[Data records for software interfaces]
━━━━

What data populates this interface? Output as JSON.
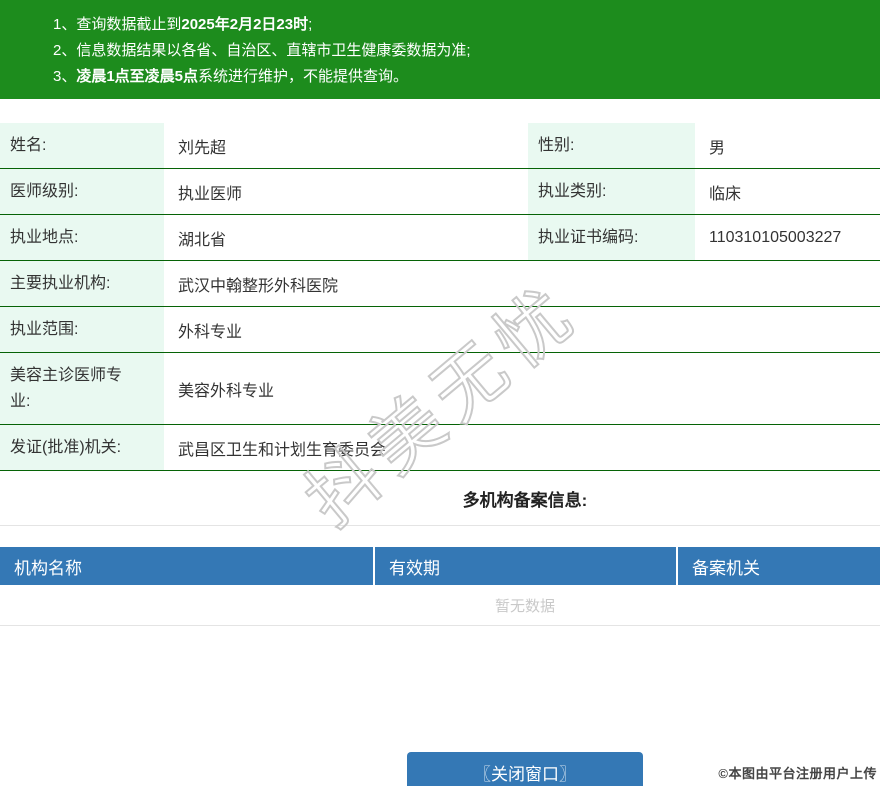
{
  "banner": {
    "lines": [
      {
        "num": "1、",
        "pre": "查询数据截止到",
        "bold": "2025年2月2日23时",
        "post": ";"
      },
      {
        "num": "2、",
        "pre": "信息数据结果以各省、自治区、直辖市卫生健康委数据为准;",
        "bold": "",
        "post": ""
      },
      {
        "num": "3、",
        "pre": "",
        "bold": "凌晨1点至凌晨5点",
        "post": "系统进行维护，不能提供查询。"
      }
    ]
  },
  "info_table": {
    "rows": [
      {
        "label": "姓名:",
        "value": "刘先超",
        "label2": "性别:",
        "value2": "男"
      },
      {
        "label": "医师级别:",
        "value": "执业医师",
        "label2": "执业类别:",
        "value2": "临床"
      },
      {
        "label": "执业地点:",
        "value": "湖北省",
        "label2": "执业证书编码:",
        "value2": "110310105003227"
      },
      {
        "label": "主要执业机构:",
        "value": "武汉中翰整形外科医院"
      },
      {
        "label": "执业范围:",
        "value": "外科专业"
      },
      {
        "label": "美容主诊医师专\n业:",
        "value": "美容外科专业"
      },
      {
        "label": "发证(批准)机关:",
        "value": "武昌区卫生和计划生育委员会"
      }
    ]
  },
  "multi_org": {
    "title": "多机构备案信息:",
    "headers": [
      "机构名称",
      "有效期",
      "备案机关"
    ],
    "empty_text": "暂无数据"
  },
  "close_button": {
    "label": "〖关闭窗口〗"
  },
  "watermarks": {
    "diagonal": "抖美无忧",
    "photo_credit": "©本图由平台注册用户上传"
  },
  "colors": {
    "banner_green": "#1d8c1d",
    "row_border_green": "#066306",
    "label_cell_mint": "#e9f9f1",
    "table_header_blue": "#3478b5",
    "button_blue": "#3478b5",
    "empty_text_gray": "#c9c9c9",
    "watermark_gray": "#c9c9c9"
  }
}
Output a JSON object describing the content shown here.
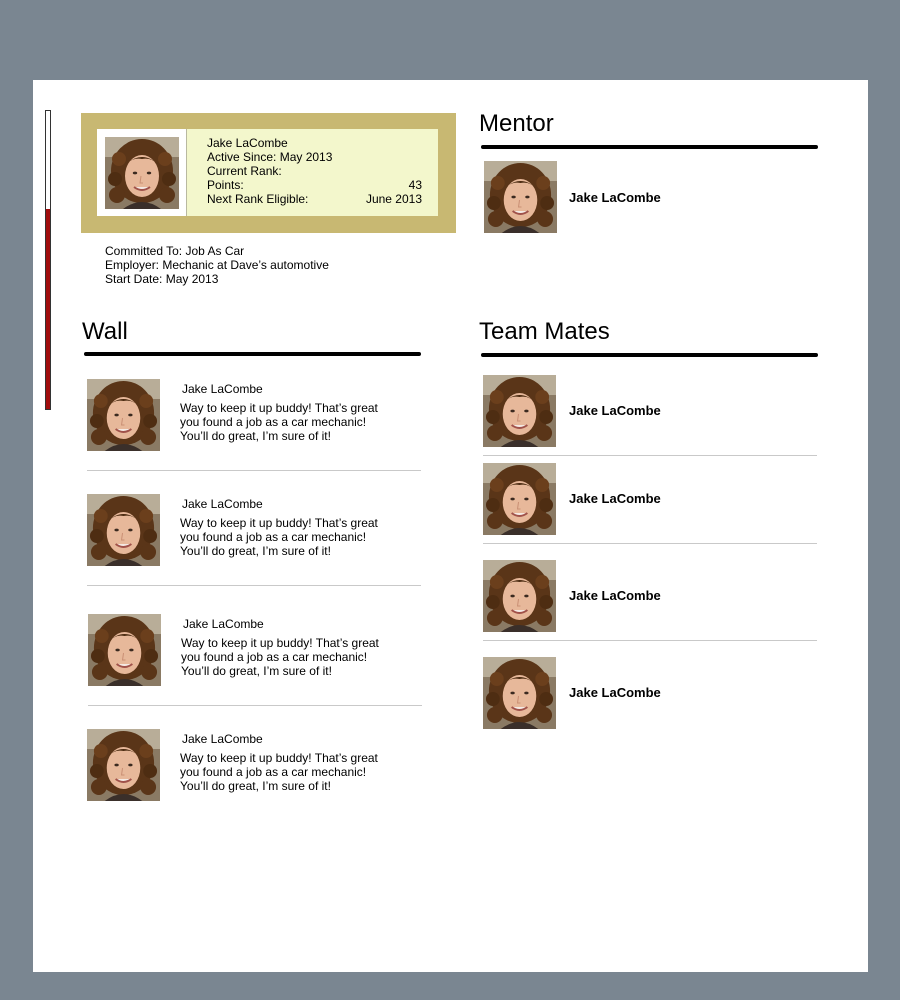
{
  "profile": {
    "name": "Jake LaCombe",
    "active_since": "Active Since: May 2013",
    "current_rank": "Current Rank:",
    "points_label": "Points:",
    "points_value": "43",
    "next_rank_label": "Next Rank Eligible:",
    "next_rank_value": "June 2013",
    "progress_fraction": 0.67
  },
  "commitment": {
    "committed_to": "Committed To: Job As Car",
    "employer": "Employer: Mechanic at Dave’s automotive",
    "start_date": "Start Date: May 2013"
  },
  "mentor": {
    "title": "Mentor",
    "name": "Jake LaCombe"
  },
  "wall": {
    "title": "Wall",
    "posts": [
      {
        "author": "Jake LaCombe",
        "message": "Way to keep it up buddy! That’s great you found a job as a car mechanic! You’ll do great, I’m sure of it!"
      },
      {
        "author": "Jake LaCombe",
        "message": "Way to keep it up buddy! That’s great you found a job as a car mechanic! You’ll do great, I’m sure of it!"
      },
      {
        "author": "Jake LaCombe",
        "message": "Way to keep it up buddy! That’s great you found a job as a car mechanic! You’ll do great, I’m sure of it!"
      },
      {
        "author": "Jake LaCombe",
        "message": "Way to keep it up buddy! That’s great you found a job as a car mechanic! You’ll do great, I’m sure of it!"
      }
    ]
  },
  "team": {
    "title": "Team Mates",
    "members": [
      {
        "name": "Jake LaCombe"
      },
      {
        "name": "Jake LaCombe"
      },
      {
        "name": "Jake LaCombe"
      },
      {
        "name": "Jake LaCombe"
      }
    ]
  },
  "colors": {
    "background": "#7a8691",
    "card_gold": "#c8b872",
    "card_inner": "#f3f7cc",
    "progress_red": "#a10d0d"
  },
  "icons": {
    "avatar": "user-photo-icon"
  }
}
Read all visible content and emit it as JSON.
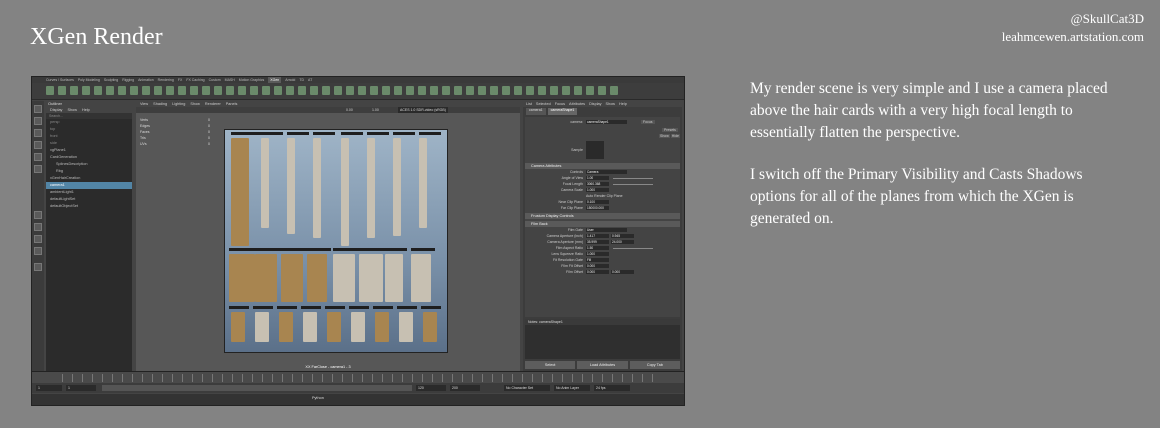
{
  "slide": {
    "title": "XGen Render",
    "handle": "@SkullCat3D",
    "site": "leahmcewen.artstation.com",
    "paragraphs": [
      "My render scene is very simple and I use a camera placed above the hair cards with a very high focal length to essentially flatten the perspective.",
      "I switch off the Primary Visibility and Casts Shadows options for all of the planes from which the XGen is generated on."
    ]
  },
  "maya": {
    "menu": [
      "Curves / Surfaces",
      "Poly Modeling",
      "Sculpting",
      "Rigging",
      "Animation",
      "Rendering",
      "FX",
      "FX Caching",
      "Custom",
      "MASH",
      "Motion Graphics",
      "XGen",
      "Arnold",
      "TD",
      "AT"
    ],
    "active_menu": "XGen",
    "outliner": {
      "title": "Outliner",
      "menu": [
        "Display",
        "Show",
        "Help"
      ],
      "search_placeholder": "Search...",
      "items": [
        "persp",
        "top",
        "front",
        "side",
        "xgPlane1",
        "CardGeneration",
        "SplinesDescription",
        "Rbg",
        "xGenHairCreation",
        "camera1",
        "ambientLight1",
        "defaultLightSet",
        "defaultObjectSet"
      ],
      "selected": "camera1"
    },
    "viewport": {
      "menu": [
        "View",
        "Shading",
        "Lighting",
        "Show",
        "Renderer",
        "Panels"
      ],
      "hud": [
        [
          "Verts",
          "",
          "0"
        ],
        [
          "Edges",
          "",
          "0"
        ],
        [
          "Faces",
          "",
          "0"
        ],
        [
          "Tris",
          "",
          "0"
        ],
        [
          "UVs",
          "",
          "0"
        ]
      ],
      "color_space": "ACES 1.0 SDR-video (sRGB)",
      "values": [
        "0.00",
        "1.00"
      ],
      "camera_label": "XX FarClose - camera1 - 3"
    },
    "attribute_editor": {
      "menu": [
        "List",
        "Selected",
        "Focus",
        "Attributes",
        "Display",
        "Show",
        "Help"
      ],
      "tabs": [
        "camera1",
        "cameraShape1"
      ],
      "active_tab": "cameraShape1",
      "camera_label": "camera:",
      "camera_value": "cameraShape1",
      "buttons_side": [
        "Focus",
        "Presets",
        "Show",
        "Hide"
      ],
      "sample_label": "Sample",
      "sections": [
        "Camera Attributes",
        "Frustum Display Controls",
        "Film Back"
      ],
      "camera_attrs": [
        [
          "Controls",
          "Camera"
        ],
        [
          "Angle of View",
          "1.00"
        ],
        [
          "Focal Length",
          "3060.368"
        ],
        [
          "Camera Scale",
          "1.000"
        ],
        [
          "",
          "Auto Render Clip Plane"
        ],
        [
          "Near Clip Plane",
          "0.100"
        ],
        [
          "Far Clip Plane",
          "150000.000"
        ]
      ],
      "film_attrs": [
        [
          "Film Gate",
          "User"
        ],
        [
          "Camera Aperture (inch)",
          "1.417",
          "0.945"
        ],
        [
          "Camera Aperture (mm)",
          "35.999",
          "24.000"
        ],
        [
          "Film Aspect Ratio",
          "1.50"
        ],
        [
          "Lens Squeeze Ratio",
          "1.000"
        ],
        [
          "Fit Resolution Gate",
          "Fill"
        ],
        [
          "Film Fit Offset",
          "0.000"
        ],
        [
          "Film Offset",
          "0.000",
          "0.000"
        ]
      ],
      "notes_label": "Notes:  cameraShape1",
      "bottom_buttons": [
        "Select",
        "Load Attributes",
        "Copy Tab"
      ]
    },
    "range": {
      "start": "1",
      "end": "120",
      "end2": "200",
      "character_set": "No Character Set",
      "anim_layer": "No Anim Layer",
      "fps": "24 fps"
    },
    "command_label": "Python"
  }
}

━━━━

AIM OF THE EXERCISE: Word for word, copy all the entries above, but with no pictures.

ANSWER BOX:
What data populates this interface? Output as JSON.
{
  "banner": {
    "lines": [
      {
        "num": "1、",
        "pre": "查询数据截止到",
        "bold": "2025年2月2日23时",
        "post": ";"
      },
      {
        "num": "2、",
        "pre": "信息数据结果以各省、自治区、直辖市卫生健康委数据为准;",
        "bold": "",
        "post": ""
      },
      {
        "num": "3、",
        "pre": "",
        "bold": "凌晨1点至凌晨5点",
        "post": "系统进行维护，不能提供查询。"
      }
    ]
  },
  "info_table": {
    "rows": [
      {
        "label": "姓名:",
        "value": "刘先超",
        "label2": "性别:",
        "value2": "男"
      },
      {
        "label": "医师级别:",
        "value": "执业医师",
        "label2": "执业类别:",
        "value2": "临床"
      },
      {
        "label": "执业地点:",
        "value": "湖北省",
        "label2": "执业证书编码:",
        "value2": "110310105003227"
      },
      {
        "label": "主要执业机构:",
        "value": "武汉中翰整形外科医院"
      },
      {
        "label": "执业范围:",
        "value": "外科专业"
      },
      {
        "label": "美容主诊医师专\n业:",
        "value": "美容外科专业"
      },
      {
        "label": "发证(批准)机关:",
        "value": "武昌区卫生和计划生育委员会"
      }
    ]
  },
  "multi_org": {
    "title": "多机构备案信息:",
    "headers": [
      "机构名称",
      "有效期",
      "备案机关"
    ],
    "empty_text": "暂无数据"
  },
  "close_button": {
    "label": "〖关闭窗口〗"
  },
  "watermarks": {
    "diagonal": "抖美无忧",
    "photo_credit": "©本图由平台注册用户上传"
  },
  "colors": {
    "banner_green": "#1d8c1d",
    "row_border_green": "#066306",
    "label_cell_mint": "#e9f9f1",
    "table_header_blue": "#3478b5",
    "button_blue": "#3478b5",
    "empty_text_gray": "#c9c9c9",
    "watermark_gray": "#c9c9c9"
  }
}
Output a JSON object describing the content shown here.
{
  "profile": {
    "name": "Jake LaCombe",
    "active_since": "Active Since: May 2013",
    "current_rank": "Current Rank:",
    "points_label": "Points:",
    "points_value": "43",
    "next_rank_label": "Next Rank Eligible:",
    "next_rank_value": "June 2013",
    "progress_fraction": 0.67
  },
  "commitment": {
    "committed_to": "Committed To: Job As Car",
    "employer": "Employer: Mechanic at Dave’s automotive",
    "start_date": "Start Date: May 2013"
  },
  "mentor": {
    "title": "Mentor",
    "name": "Jake LaCombe"
  },
  "wall": {
    "title": "Wall",
    "posts": [
      {
        "author": "Jake LaCombe",
        "message": "Way to keep it up buddy! That’s great you found a job as a car mechanic! You’ll do great, I’m sure of it!"
      },
      {
        "author": "Jake LaCombe",
        "message": "Way to keep it up buddy! That’s great you found a job as a car mechanic! You’ll do great, I’m sure of it!"
      },
      {
        "author": "Jake LaCombe",
        "message": "Way to keep it up buddy! That’s great you found a job as a car mechanic! You’ll do great, I’m sure of it!"
      },
      {
        "author": "Jake LaCombe",
        "message": "Way to keep it up buddy! That’s great you found a job as a car mechanic! You’ll do great, I’m sure of it!"
      }
    ]
  },
  "team": {
    "title": "Team Mates",
    "members": [
      {
        "name": "Jake LaCombe"
      },
      {
        "name": "Jake LaCombe"
      },
      {
        "name": "Jake LaCombe"
      },
      {
        "name": "Jake LaCombe"
      }
    ]
  },
  "colors": {
    "background": "#7a8691",
    "card_gold": "#c8b872",
    "card_inner": "#f3f7cc",
    "progress_red": "#a10d0d"
  },
  "icons": {
    "avatar": "user-photo-icon"
  }
}
Read all visible content and emit it as JSON.
{
  "slide": {
    "title": "XGen Render",
    "handle": "@SkullCat3D",
    "site": "leahmcewen.artstation.com",
    "paragraphs": [
      "My render scene is very simple and I use a camera placed above the hair cards with a very high focal length to essentially flatten the perspective.",
      "I switch off the Primary Visibility and Casts Shadows options for all of the planes from which the XGen is generated on."
    ]
  },
  "maya": {
    "menu": [
      "Curves / Surfaces",
      "Poly Modeling",
      "Sculpting",
      "Rigging",
      "Animation",
      "Rendering",
      "FX",
      "FX Caching",
      "Custom",
      "MASH",
      "Motion Graphics",
      "XGen",
      "Arnold",
      "TD",
      "AT"
    ],
    "active_menu": "XGen",
    "outliner": {
      "title": "Outliner",
      "menu": [
        "Display",
        "Show",
        "Help"
      ],
      "search_placeholder": "Search...",
      "items": [
        "persp",
        "top",
        "front",
        "side",
        "xgPlane1",
        "CardGeneration",
        "SplinesDescription",
        "Rbg",
        "xGenHairCreation",
        "camera1",
        "ambientLight1",
        "defaultLightSet",
        "defaultObjectSet"
      ],
      "selected": "camera1"
    },
    "viewport": {
      "menu": [
        "View",
        "Shading",
        "Lighting",
        "Show",
        "Renderer",
        "Panels"
      ],
      "hud": [
        [
          "Verts",
          "",
          "0"
        ],
        [
          "Edges",
          "",
          "0"
        ],
        [
          "Faces",
          "",
          "0"
        ],
        [
          "Tris",
          "",
          "0"
        ],
        [
          "UVs",
          "",
          "0"
        ]
      ],
      "color_space": "ACES 1.0 SDR-video (sRGB)",
      "values": [
        "0.00",
        "1.00"
      ],
      "camera_label": "XX FarClose - camera1 - 3"
    },
    "attribute_editor": {
      "menu": [
        "List",
        "Selected",
        "Focus",
        "Attributes",
        "Display",
        "Show",
        "Help"
      ],
      "tabs": [
        "camera1",
        "cameraShape1"
      ],
      "active_tab": "cameraShape1",
      "camera_label": "camera:",
      "camera_value": "cameraShape1",
      "buttons_side": [
        "Focus",
        "Presets",
        "Show",
        "Hide"
      ],
      "sample_label": "Sample",
      "sections": [
        "Camera Attributes",
        "Frustum Display Controls",
        "Film Back"
      ],
      "camera_attrs": [
        [
          "Controls",
          "Camera"
        ],
        [
          "Angle of View",
          "1.00"
        ],
        [
          "Focal Length",
          "3060.368"
        ],
        [
          "Camera Scale",
          "1.000"
        ],
        [
          "",
          "Auto Render Clip Plane"
        ],
        [
          "Near Clip Plane",
          "0.100"
        ],
        [
          "Far Clip Plane",
          "150000.000"
        ]
      ],
      "film_attrs": [
        [
          "Film Gate",
          "User"
        ],
        [
          "Camera Aperture (inch)",
          "1.417",
          "0.945"
        ],
        [
          "Camera Aperture (mm)",
          "35.999",
          "24.000"
        ],
        [
          "Film Aspect Ratio",
          "1.50"
        ],
        [
          "Lens Squeeze Ratio",
          "1.000"
        ],
        [
          "Fit Resolution Gate",
          "Fill"
        ],
        [
          "Film Fit Offset",
          "0.000"
        ],
        [
          "Film Offset",
          "0.000",
          "0.000"
        ]
      ],
      "notes_label": "Notes:  cameraShape1",
      "bottom_buttons": [
        "Select",
        "Load Attributes",
        "Copy Tab"
      ]
    },
    "range": {
      "start": "1",
      "end": "120",
      "end2": "200",
      "character_set": "No Character Set",
      "anim_layer": "No Anim Layer",
      "fps": "24 fps"
    },
    "command_label": "Python"
  }
}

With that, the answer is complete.